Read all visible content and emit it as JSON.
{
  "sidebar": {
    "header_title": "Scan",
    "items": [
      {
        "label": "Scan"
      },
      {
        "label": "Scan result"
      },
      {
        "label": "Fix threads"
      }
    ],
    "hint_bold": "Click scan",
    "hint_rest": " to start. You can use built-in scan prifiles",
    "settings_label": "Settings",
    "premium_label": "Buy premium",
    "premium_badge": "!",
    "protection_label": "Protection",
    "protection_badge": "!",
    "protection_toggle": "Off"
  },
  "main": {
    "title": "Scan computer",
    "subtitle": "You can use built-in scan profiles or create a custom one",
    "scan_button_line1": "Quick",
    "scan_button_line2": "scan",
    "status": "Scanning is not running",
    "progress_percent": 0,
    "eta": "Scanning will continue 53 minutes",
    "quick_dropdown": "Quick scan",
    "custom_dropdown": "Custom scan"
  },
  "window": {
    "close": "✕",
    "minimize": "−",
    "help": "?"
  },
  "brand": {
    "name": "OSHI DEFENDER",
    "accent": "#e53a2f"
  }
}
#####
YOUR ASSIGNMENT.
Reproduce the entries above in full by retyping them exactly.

REPLY.
Read all visible content and emit it as JSON.
{
  "sidebar": {
    "header_title": "Scan",
    "items": [
      {
        "label": "Scan"
      },
      {
        "label": "Scan result"
      },
      {
        "label": "Fix threads"
      }
    ],
    "hint_bold": "Click scan",
    "hint_rest": " to start. You can use built-in scan prifiles",
    "settings_label": "Settings",
    "premium_label": "Buy premium",
    "premium_badge": "!",
    "protection_label": "Protection",
    "protection_badge": "!",
    "protection_toggle": "Off"
  },
  "main": {
    "title": "Scan computer",
    "subtitle": "You can use built-in scan profiles or create a custom one",
    "scan_button_line1": "Quick",
    "scan_button_line2": "scan",
    "status": "Scanning is not running",
    "progress_percent": 0,
    "eta": "Scanning will continue 53 minutes",
    "quick_dropdown": "Quick scan",
    "custom_dropdown": "Custom scan"
  },
  "window": {
    "close": "✕",
    "minimize": "−",
    "help": "?"
  },
  "brand": {
    "name": "OSHI DEFENDER",
    "accent": "#e53a2f"
  }
}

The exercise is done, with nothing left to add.